━━━━━ DATA SHOWN

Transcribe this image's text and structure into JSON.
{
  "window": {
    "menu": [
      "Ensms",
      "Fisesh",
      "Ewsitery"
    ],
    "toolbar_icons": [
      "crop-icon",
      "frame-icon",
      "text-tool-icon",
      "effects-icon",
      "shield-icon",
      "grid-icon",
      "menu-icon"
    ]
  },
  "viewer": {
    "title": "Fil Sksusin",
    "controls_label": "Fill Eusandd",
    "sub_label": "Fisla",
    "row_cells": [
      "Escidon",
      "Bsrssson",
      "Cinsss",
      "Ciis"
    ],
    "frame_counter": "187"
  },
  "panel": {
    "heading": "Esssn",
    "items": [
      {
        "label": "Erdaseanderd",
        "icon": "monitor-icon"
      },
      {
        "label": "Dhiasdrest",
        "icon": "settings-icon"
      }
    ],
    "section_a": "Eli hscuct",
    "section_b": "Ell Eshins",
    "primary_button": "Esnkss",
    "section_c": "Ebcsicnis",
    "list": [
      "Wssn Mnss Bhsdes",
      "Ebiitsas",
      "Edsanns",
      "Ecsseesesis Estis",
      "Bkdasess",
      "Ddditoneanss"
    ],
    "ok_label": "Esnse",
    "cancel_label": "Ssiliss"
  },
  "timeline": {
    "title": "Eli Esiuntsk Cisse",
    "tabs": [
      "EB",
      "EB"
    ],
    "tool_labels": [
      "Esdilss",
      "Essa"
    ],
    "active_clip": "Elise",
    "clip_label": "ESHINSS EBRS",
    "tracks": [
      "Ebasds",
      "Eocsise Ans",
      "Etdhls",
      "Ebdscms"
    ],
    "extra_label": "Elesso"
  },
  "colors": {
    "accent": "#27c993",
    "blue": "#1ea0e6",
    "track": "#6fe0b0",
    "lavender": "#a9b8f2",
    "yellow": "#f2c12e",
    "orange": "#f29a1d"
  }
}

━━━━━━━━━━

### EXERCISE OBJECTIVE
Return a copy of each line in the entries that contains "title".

### TASK RESPONSE
    "title": "Fil Sksusin",
    "title": "Eli Esiuntsk Cisse",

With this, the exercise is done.